Heroic: Dylan, left, was found wrapped in the arms of his teacher Anne Marie Murphy, left, who also died
Remembering their son, Mr and Mrs
Hockley added: 'Everyone who met Dylan fell in love with him. His
beaming smile would light up any room and his laugh was the sweetest
'He loved to cuddle, play tag every morning at the bus stop with our
neighbors, bounce on the trampoline, play computer games, watch movies,
the color purple, seeing the moon and eating his favorite foods,
'There are no words that can express our feeling of loss. We will always
be a family of four, as though Dylan is no longer physically with us,
he is forever in our hearts and minds. We love you Mister D, our special
They said Dylan was learning to read and was 'so proud' when he read them a new book every day.
Tribute: A procession leaves a church after the funeral of the school's behavioural therapist Rachel D'Avino
Service: The casket of Miss D'Avino is carried into the Church of the Nativity in Bethlehem, Connecticut
Heartbroken: Mourners struggle to contain their tears as they leave the funeral mass for D'Avino on Friday
Heroes: Miss D'Avino is pictured left. School psychologist Mary Sherlach, right, was also laid to rest today
Hockleys moved into
a house on the same street as the mother of the gunman. They said their
boys flourished in the town and the family's happiness had been

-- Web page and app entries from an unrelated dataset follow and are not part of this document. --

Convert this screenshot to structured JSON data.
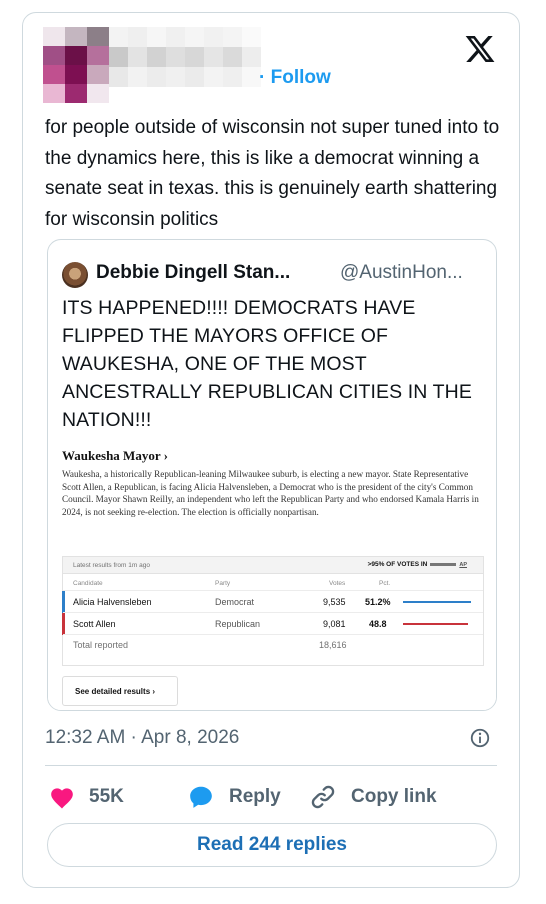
{
  "header": {
    "follow_label": "· Follow"
  },
  "tweet": {
    "text": "for people outside of wisconsin not super tuned into to the dynamics here, this is like a democrat winning a senate seat in texas.  this is genuinely earth shattering for wisconsin politics"
  },
  "quote": {
    "display_name": "Debbie Dingell Stan...",
    "handle": "@AustinHon...",
    "text": "ITS HAPPENED!!!! DEMOCRATS HAVE FLIPPED THE MAYORS OFFICE OF WAUKESHA, ONE OF THE MOST ANCESTRALLY REPUBLICAN CITIES IN THE NATION!!!",
    "image": {
      "title": "Waukesha Mayor ›",
      "description": "Waukesha, a historically Republican-leaning Milwaukee suburb, is electing a new mayor. State Representative Scott Allen, a Republican, is facing Alicia Halvensleben, a Democrat who is the president of the city's Common Council. Mayor Shawn Reilly, an independent who left the Republican Party and who endorsed Kamala Harris in 2024, is not seeking re-election. The election is officially nonpartisan.",
      "latest_results": "Latest results from 1m ago",
      "reporting": ">95% OF VOTES IN",
      "source": "AP",
      "columns": {
        "candidate": "Candidate",
        "party": "Party",
        "votes": "Votes",
        "pct": "Pct."
      },
      "rows": [
        {
          "candidate": "Alicia Halvensleben",
          "party": "Democrat",
          "votes": "9,535",
          "pct": "51.2%",
          "color": "#2d7fc9",
          "pct_value": 51.2
        },
        {
          "candidate": "Scott Allen",
          "party": "Republican",
          "votes": "9,081",
          "pct": "48.8",
          "color": "#c8333b",
          "pct_value": 48.8
        }
      ],
      "total_label": "Total reported",
      "total_votes": "18,616",
      "detail_button": "See detailed results ›"
    }
  },
  "meta": {
    "timestamp": "12:32 AM · Apr 8, 2026"
  },
  "actions": {
    "likes": "55K",
    "reply": "Reply",
    "copy_link": "Copy link"
  },
  "read_replies": "Read 244 replies",
  "colors": {
    "accent": "#1d9bf0",
    "like": "#f91880",
    "democrat": "#2d7fc9",
    "republican": "#c8333b"
  }
}
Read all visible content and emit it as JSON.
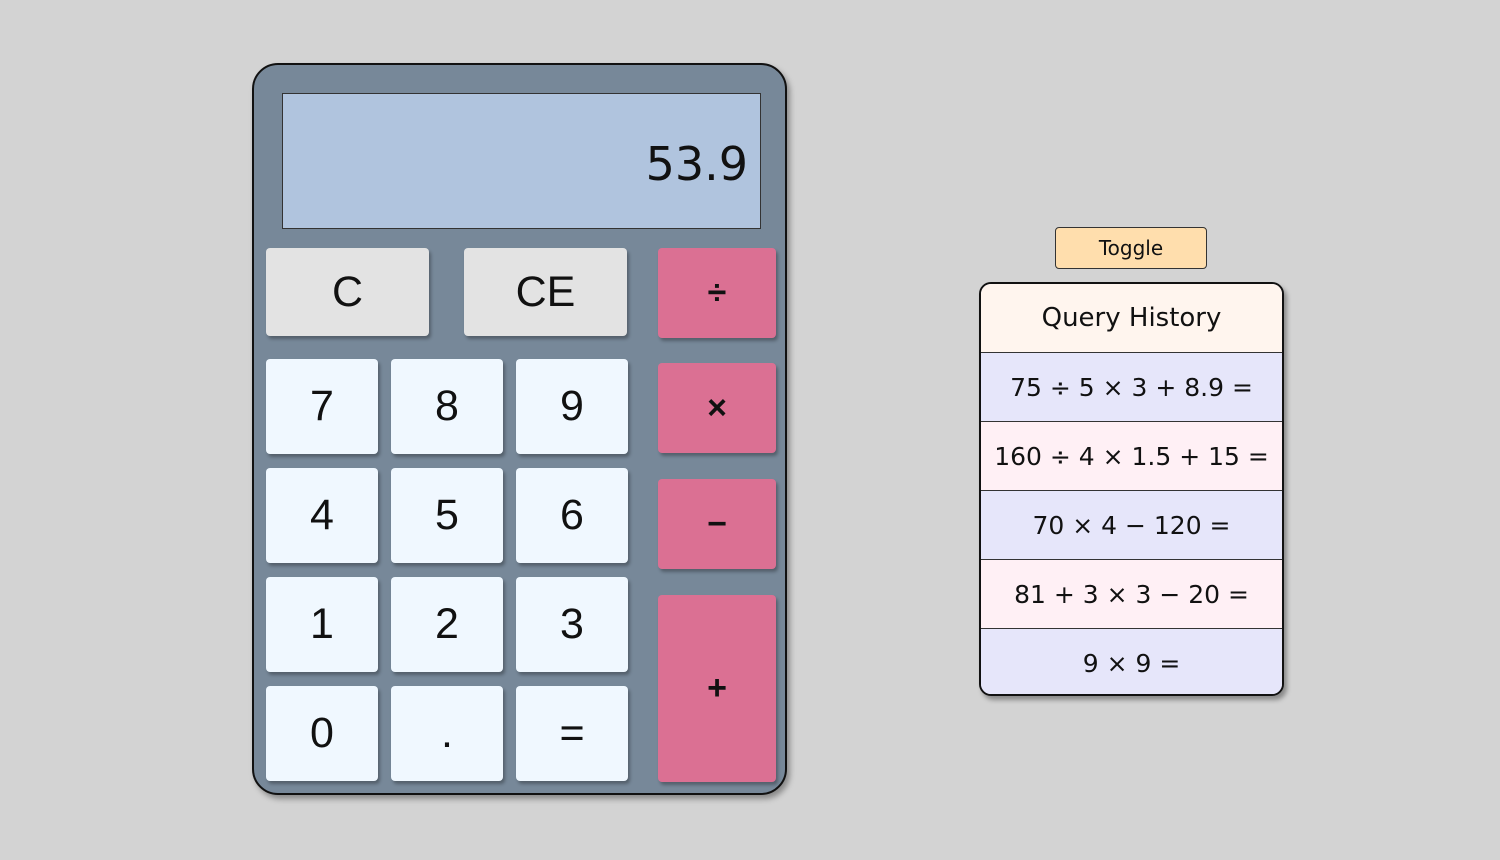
{
  "display": {
    "value": "53.9"
  },
  "keys": {
    "clear": "C",
    "clear_entry": "CE",
    "divide": "÷",
    "multiply": "×",
    "subtract": "−",
    "add": "+",
    "equals": "=",
    "decimal": ".",
    "digits": [
      "0",
      "1",
      "2",
      "3",
      "4",
      "5",
      "6",
      "7",
      "8",
      "9"
    ]
  },
  "toggle": {
    "label": "Toggle"
  },
  "history": {
    "title": "Query History",
    "items": [
      "75 ÷ 5 × 3 + 8.9 =",
      "160 ÷ 4 × 1.5 + 15 =",
      "70 × 4 − 120 =",
      "81 + 3 × 3 − 20 =",
      "9 × 9 ="
    ]
  },
  "colors": {
    "background": "#d3d3d3",
    "calculator_body": "#778899",
    "display": "#b0c4de",
    "function_key": "#e3e3e3",
    "number_key": "#f0f8ff",
    "operator_key": "#db7093",
    "toggle": "#ffdead",
    "history_title": "#fff5ee",
    "history_row_a": "#e6e6fa",
    "history_row_b": "#fff0f5"
  }
}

specifically chose Sandy Hook for the community and the elementary
school,' they said. 'We do not an shall never regret this choice.'
Following an almost unbearable processions of funerals in Newtown this week, three other young students were laid to rest.
were held for six-year-olds Olivia Engel and Madeline Hsu and
seven-year-old Grace McDonnell, while there were visitations for Emilie
Parker, six, and Josephine Gay, seven.
school's psychologist, 56-year-old Mary Sherlach, and behavioural
therapist, 29-year-old Rachel D'Avino, were also laid to rest.
Missed: Olivia Engel, 6, will also be laid to rest today. Mourners pay their respects at her wake on Thursday
Innocent: Funerals were also held for Madeleine Hsu, 6, and Grace McDonnell, 7, on Friday
Victim: A funeral was also held for Olivia Engel, six. In the service, speakers recounted her last moments where a police officer picked her up while she was still alive and told her 'I love you'
Pain: Women embrace after observing a moment of silence nearby Sandy Hook Elementary on Friday
Miss D'Avino, who was remembered at a funeral in her hometown of Bethlehem, Connecticut, died just two days after her longtime boyfriend asked her parents for her hand in marriage.
He was going to propose to her on Christmas Eve.
After the massacre, it emerged that Miss D'Avino, who only began working at the school this fall, tried to draw the shooter away from children at the school, but was killed in the process.
Her friend Lissa Lovetere said teaching special needs children was a calling for Miss D'Avino.
'She had that gift, that maternal instinct. She cared for people,' Ms Lovetere told MailOnline on Sunday. 'Working with special needs children was her forte.'